DIRECTIONS:
Copy each line below in which the string "part" appears.

Records from a collection:
::::::::::
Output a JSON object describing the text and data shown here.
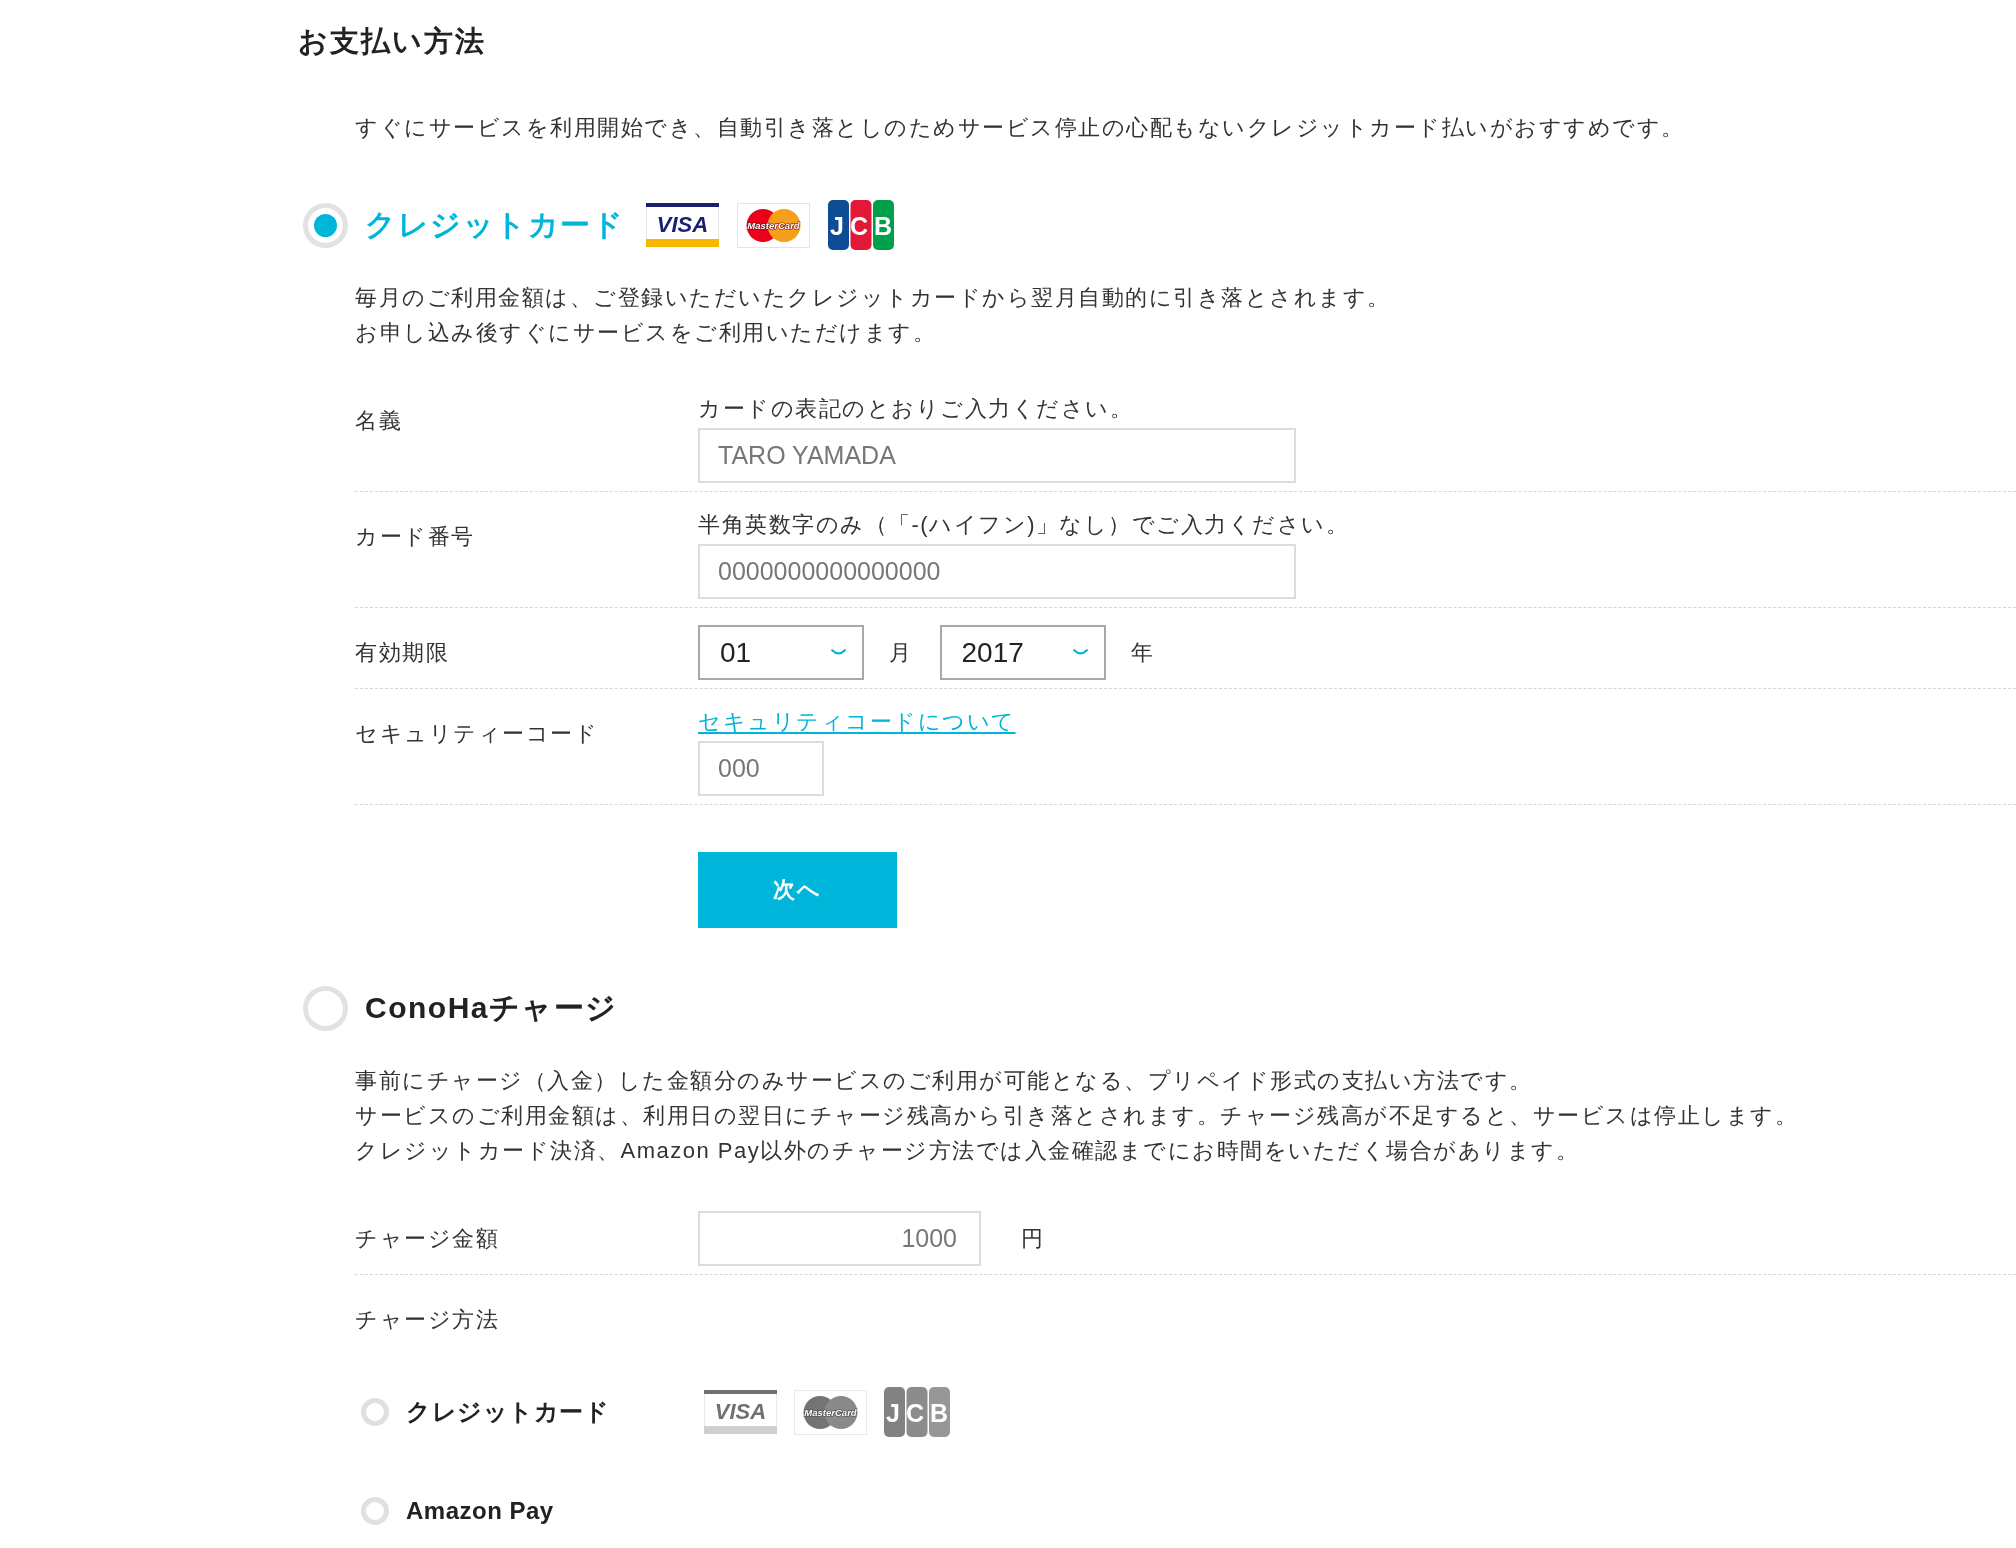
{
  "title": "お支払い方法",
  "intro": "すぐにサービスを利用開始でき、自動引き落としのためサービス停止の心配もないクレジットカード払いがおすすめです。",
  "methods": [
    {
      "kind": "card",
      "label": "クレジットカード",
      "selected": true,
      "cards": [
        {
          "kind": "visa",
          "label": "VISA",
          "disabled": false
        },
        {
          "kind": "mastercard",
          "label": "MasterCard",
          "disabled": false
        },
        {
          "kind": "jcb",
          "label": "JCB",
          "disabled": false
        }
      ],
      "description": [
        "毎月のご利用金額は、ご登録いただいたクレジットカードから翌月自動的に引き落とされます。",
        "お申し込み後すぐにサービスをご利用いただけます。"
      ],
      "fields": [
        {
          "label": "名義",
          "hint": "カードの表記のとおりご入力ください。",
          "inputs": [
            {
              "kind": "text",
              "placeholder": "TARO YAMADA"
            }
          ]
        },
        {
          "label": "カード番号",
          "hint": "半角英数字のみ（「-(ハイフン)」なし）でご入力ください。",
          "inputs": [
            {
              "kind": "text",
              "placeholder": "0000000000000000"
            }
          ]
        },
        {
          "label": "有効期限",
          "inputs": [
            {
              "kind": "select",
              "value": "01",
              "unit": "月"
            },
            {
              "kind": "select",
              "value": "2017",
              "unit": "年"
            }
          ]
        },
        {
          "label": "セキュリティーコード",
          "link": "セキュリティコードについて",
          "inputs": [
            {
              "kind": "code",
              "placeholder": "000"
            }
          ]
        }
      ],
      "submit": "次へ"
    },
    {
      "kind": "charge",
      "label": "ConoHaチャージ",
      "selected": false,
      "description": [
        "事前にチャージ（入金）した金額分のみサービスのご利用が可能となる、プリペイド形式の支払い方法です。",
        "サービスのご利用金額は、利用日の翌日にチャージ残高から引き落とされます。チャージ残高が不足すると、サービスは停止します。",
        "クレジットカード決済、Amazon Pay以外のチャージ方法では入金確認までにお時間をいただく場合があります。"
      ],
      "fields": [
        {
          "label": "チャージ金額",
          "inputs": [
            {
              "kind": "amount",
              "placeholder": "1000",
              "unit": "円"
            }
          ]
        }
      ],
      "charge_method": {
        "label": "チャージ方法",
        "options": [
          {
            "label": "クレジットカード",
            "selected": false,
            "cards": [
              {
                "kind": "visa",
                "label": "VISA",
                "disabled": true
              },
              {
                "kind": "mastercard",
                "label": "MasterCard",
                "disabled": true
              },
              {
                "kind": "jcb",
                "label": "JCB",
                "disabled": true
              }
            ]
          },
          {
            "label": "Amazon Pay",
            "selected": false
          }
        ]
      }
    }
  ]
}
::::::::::
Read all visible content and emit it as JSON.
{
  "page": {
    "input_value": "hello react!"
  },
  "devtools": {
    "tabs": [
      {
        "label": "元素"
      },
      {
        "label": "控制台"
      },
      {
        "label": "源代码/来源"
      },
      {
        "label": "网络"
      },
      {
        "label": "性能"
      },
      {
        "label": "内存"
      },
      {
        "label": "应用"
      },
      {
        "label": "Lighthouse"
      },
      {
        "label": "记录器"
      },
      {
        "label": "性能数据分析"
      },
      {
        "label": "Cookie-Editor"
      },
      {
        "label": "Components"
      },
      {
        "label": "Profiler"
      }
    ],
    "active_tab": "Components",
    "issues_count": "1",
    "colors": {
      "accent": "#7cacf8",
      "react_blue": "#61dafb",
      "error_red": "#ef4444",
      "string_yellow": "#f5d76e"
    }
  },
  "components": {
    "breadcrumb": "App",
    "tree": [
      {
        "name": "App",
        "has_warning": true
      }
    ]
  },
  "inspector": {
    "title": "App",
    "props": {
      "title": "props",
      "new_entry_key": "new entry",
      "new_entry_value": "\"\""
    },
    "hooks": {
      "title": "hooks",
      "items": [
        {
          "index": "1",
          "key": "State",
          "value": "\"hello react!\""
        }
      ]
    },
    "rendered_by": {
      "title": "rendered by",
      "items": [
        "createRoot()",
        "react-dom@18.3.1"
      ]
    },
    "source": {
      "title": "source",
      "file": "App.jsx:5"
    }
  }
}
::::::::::
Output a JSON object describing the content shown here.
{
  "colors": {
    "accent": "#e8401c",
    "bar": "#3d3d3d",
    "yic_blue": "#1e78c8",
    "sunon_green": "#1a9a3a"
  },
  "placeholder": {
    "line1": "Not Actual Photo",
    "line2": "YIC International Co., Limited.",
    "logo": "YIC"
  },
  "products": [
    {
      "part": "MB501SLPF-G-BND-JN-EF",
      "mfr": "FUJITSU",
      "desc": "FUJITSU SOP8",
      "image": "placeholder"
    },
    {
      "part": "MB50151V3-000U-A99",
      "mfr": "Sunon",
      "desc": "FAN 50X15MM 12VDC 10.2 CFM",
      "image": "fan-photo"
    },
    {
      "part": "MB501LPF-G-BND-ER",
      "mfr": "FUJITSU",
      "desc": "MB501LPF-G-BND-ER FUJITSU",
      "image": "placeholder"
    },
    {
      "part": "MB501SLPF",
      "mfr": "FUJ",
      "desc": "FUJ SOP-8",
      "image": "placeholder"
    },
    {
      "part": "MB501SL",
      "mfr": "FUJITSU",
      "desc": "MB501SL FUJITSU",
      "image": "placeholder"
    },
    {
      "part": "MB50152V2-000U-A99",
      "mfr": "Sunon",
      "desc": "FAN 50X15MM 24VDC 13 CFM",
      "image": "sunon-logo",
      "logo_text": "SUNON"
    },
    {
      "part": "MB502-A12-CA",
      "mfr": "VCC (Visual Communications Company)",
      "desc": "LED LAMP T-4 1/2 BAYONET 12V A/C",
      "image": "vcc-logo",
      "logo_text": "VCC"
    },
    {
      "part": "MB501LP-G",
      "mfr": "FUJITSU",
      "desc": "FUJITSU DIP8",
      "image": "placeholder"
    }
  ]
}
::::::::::
THE COMPLETED TASK:
      "part": "MB501SLPF-G-BND-JN-EF",
      "part": "MB50151V3-000U-A99",
      "part": "MB501LPF-G-BND-ER",
      "part": "MB501SLPF",
      "part": "MB501SL",
      "part": "MB50152V2-000U-A99",
      "part": "MB502-A12-CA",
      "part": "MB501LP-G",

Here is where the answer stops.